Recall the getNumberSequence function we wrote for homework in the previous ListsAndLoops tutorial:
Write and test a function named getNumberSequence that uses a while loop to generate the numbers 1 to n where n is an argument. For example, if size is 5, then your function should generate the list (1 2 3 4 5).
Here's the block that defines a solution to this exerise:
The genNumberSequence function takes a single argument, n1, which specifies both the length of the list and the value of the last item in the sequence 1, 2, 3, ..., n1.
Note how the while loop is set up:
Initialization Step: Its initialization step consists of two operations:
Loop Test Its loop test -- temp ≤ n1 -- tests whether the loop variable is less than or equal to n1, the desired length of the list. This loop will repeat as long as that condition is true. The loop body will simply be skipped altogether if the test is false.
Update Step: Its update step inside the body (the 'do' slot) of the loop adds number to the list and increases the value of the loop variable, temp by 1. This will guarantee that the loop makes progress toward termination because temp will eventually be greater than n1, which will cause the loop to stop.
Basically, this loop iterates through the range of numbers 1 to n1. This is an example of a forrange pattern. Because this pattern is such a common type of code block, App Inventor includes a for range block that makes it easy to code this pattern:
The for range block has 4 slots that must be filled in.

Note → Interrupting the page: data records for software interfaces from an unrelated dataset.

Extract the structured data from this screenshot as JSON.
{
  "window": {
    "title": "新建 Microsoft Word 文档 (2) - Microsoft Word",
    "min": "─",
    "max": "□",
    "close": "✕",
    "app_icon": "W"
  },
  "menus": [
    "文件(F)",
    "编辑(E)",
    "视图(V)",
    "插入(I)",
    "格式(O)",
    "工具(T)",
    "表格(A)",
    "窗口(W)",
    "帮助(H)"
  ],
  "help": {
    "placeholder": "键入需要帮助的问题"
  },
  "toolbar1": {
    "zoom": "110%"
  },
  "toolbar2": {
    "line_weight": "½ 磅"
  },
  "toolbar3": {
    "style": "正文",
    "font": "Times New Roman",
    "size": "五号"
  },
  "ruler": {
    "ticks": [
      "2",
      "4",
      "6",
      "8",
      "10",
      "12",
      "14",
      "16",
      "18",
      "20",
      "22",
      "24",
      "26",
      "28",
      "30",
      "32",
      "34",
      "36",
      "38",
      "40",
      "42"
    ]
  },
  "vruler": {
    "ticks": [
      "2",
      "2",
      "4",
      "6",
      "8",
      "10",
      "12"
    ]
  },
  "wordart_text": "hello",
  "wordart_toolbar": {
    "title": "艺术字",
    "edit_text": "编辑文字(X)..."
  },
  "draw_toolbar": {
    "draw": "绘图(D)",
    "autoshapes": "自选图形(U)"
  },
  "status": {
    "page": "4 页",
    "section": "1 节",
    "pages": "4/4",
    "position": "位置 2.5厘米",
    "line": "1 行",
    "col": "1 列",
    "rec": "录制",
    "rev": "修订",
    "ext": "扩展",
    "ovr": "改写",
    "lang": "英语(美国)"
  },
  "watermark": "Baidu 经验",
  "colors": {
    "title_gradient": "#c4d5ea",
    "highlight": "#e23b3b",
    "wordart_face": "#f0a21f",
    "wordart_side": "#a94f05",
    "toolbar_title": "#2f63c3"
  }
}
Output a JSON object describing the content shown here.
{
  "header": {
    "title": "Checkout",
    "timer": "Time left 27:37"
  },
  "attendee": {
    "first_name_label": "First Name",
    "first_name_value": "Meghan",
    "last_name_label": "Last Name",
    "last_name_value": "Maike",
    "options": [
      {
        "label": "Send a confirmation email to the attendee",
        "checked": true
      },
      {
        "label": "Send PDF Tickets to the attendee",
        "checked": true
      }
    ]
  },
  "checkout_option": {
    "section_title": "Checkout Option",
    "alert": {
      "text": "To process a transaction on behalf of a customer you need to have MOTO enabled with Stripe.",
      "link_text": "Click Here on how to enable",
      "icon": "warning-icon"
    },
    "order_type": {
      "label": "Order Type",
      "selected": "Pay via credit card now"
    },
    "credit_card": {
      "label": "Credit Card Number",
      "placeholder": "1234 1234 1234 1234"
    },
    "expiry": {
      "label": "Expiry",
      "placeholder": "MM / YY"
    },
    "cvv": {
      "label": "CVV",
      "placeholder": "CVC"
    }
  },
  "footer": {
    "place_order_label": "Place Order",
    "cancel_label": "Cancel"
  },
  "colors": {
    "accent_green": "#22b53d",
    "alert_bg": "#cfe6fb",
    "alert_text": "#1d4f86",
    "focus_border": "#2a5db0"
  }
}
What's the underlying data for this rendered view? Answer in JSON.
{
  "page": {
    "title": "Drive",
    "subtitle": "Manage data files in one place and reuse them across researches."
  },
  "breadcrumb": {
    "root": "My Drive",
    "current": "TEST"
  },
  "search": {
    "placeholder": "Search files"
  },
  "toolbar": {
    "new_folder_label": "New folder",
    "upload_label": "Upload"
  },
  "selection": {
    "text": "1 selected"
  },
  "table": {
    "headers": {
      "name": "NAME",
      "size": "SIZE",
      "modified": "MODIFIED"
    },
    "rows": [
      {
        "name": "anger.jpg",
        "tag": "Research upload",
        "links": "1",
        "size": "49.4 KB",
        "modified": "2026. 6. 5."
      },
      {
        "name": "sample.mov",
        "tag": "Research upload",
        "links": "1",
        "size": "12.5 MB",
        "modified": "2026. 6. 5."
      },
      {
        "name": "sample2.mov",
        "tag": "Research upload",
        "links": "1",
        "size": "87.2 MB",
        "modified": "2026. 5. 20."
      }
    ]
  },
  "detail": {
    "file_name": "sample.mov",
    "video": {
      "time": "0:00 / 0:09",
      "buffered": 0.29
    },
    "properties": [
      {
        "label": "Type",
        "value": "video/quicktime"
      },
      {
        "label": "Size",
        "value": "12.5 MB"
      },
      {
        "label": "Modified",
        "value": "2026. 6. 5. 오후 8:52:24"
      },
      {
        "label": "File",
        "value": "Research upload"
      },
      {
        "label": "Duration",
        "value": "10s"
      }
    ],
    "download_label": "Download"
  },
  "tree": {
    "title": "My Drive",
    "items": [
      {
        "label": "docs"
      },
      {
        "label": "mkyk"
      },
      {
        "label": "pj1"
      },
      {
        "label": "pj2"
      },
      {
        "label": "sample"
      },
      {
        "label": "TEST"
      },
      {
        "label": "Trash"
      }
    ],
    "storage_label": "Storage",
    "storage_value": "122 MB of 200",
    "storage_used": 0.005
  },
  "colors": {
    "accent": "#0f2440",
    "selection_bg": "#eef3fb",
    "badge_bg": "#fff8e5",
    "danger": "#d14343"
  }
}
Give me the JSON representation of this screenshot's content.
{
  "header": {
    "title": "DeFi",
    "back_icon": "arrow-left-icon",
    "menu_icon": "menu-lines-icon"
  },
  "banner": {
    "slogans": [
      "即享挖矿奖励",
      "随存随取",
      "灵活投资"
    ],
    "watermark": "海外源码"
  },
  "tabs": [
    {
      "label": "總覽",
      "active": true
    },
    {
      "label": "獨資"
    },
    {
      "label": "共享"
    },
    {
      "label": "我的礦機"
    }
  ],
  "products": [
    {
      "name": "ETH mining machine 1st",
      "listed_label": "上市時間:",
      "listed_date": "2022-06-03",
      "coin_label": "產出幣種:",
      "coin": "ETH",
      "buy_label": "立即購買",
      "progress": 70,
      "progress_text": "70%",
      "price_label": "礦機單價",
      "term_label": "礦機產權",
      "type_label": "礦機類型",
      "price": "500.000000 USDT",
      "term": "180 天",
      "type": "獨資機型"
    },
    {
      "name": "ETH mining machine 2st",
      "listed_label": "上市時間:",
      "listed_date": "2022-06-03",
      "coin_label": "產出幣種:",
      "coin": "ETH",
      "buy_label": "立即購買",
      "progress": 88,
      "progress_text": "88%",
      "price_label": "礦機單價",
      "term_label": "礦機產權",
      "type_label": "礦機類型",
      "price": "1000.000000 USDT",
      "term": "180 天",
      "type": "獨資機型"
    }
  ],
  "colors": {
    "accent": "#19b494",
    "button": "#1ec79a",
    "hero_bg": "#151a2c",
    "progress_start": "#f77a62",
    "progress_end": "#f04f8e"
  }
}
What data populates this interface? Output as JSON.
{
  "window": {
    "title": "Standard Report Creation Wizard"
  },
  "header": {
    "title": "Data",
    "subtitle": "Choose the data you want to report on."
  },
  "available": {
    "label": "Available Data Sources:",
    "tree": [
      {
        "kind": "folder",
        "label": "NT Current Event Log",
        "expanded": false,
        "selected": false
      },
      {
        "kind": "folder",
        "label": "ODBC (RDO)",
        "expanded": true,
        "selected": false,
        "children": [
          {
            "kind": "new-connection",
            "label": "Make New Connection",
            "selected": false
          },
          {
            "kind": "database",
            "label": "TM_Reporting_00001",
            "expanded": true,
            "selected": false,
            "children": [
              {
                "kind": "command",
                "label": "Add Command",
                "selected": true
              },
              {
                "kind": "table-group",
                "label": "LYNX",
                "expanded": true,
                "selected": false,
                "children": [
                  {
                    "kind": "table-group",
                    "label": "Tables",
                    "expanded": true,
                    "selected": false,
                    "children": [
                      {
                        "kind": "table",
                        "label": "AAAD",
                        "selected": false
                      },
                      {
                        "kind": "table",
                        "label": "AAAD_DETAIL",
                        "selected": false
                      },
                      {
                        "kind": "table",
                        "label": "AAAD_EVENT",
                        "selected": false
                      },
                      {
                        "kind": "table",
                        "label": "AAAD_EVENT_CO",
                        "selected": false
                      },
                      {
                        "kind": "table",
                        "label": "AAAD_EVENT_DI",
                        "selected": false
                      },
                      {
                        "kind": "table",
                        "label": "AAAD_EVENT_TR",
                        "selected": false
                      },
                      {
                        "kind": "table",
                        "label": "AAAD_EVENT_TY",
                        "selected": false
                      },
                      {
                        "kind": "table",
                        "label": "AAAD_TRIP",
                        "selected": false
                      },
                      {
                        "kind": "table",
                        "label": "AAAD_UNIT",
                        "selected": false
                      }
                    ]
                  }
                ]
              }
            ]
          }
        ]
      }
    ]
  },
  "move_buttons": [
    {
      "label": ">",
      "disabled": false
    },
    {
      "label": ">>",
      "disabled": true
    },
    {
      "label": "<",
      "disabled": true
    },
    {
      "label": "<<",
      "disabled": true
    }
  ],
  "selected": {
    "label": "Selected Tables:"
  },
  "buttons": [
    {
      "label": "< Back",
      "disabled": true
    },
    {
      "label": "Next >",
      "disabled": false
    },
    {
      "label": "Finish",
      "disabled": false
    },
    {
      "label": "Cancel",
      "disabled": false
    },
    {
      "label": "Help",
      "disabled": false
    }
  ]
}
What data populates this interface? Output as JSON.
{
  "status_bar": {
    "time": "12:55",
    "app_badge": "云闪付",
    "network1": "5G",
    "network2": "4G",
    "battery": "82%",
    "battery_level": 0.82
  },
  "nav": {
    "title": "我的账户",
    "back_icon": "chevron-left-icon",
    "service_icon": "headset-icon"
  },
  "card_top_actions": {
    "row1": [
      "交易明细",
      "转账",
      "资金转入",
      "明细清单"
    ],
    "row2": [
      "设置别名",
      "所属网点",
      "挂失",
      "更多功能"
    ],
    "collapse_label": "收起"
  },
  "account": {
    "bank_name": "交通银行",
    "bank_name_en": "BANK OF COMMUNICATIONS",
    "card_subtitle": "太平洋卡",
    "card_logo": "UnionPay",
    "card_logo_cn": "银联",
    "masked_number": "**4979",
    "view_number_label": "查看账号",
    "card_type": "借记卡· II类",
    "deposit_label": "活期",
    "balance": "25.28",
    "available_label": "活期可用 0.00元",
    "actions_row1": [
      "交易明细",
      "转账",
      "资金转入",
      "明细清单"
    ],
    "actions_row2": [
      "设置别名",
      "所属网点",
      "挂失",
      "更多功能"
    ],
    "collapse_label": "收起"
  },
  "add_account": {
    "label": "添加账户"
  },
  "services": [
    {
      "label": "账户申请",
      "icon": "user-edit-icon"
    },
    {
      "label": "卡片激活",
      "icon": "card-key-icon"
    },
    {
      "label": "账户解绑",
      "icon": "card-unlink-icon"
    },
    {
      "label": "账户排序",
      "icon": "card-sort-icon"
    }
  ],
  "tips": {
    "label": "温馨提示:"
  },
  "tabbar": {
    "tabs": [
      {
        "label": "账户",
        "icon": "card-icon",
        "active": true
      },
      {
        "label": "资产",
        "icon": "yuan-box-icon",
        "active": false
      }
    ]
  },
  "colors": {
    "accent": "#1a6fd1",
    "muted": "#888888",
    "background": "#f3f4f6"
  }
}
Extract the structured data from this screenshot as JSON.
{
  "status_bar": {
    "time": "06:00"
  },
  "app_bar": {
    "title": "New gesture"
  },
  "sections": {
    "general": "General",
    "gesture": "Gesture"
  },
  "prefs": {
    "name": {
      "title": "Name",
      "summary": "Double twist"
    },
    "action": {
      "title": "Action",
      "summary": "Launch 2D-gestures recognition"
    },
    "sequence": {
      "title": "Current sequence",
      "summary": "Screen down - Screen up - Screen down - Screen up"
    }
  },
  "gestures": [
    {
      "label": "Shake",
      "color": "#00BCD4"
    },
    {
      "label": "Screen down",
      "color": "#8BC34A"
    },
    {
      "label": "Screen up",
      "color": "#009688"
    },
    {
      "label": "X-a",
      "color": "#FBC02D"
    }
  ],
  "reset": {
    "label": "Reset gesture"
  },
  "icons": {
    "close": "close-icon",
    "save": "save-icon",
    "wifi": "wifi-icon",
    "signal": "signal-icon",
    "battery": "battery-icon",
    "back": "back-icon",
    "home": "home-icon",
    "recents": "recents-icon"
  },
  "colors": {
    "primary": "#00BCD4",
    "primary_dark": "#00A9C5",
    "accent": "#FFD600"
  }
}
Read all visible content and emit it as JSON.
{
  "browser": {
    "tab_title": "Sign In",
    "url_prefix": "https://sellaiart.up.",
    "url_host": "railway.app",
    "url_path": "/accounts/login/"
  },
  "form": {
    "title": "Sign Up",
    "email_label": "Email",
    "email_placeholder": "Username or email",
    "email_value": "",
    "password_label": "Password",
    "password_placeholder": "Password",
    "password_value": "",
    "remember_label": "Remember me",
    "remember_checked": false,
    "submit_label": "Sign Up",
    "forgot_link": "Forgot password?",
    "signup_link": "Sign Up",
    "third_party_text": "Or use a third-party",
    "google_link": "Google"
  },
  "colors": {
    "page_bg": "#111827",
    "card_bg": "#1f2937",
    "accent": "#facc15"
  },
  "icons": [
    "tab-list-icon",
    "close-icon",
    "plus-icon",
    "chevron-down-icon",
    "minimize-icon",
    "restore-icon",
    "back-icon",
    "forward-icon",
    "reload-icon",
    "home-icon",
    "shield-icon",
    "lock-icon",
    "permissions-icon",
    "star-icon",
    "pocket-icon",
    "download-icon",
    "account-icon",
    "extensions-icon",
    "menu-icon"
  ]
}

If you correctly specify these four slots, App Inventor will take care of the rest. It will initialize the variable to start. It will test that variable ≤ end. And it will make progress toward termination by adding step to variable.
Given this new control pattern, here is how we would rewrite the getNumberSequence function using a for range loop.
In this example, the variable rangeValue replaces temp in the while loop. It ranges between 1 and n12, increasing by 1 each time through the loop.
Click here to download the source code and use it for the following exercises.
Working in pairs, perform each of the following exercises. If you do not finish in class, do the exercises for homework. Solutions next class. Each student should create a portfolio page for this exercise with solutions and commentary.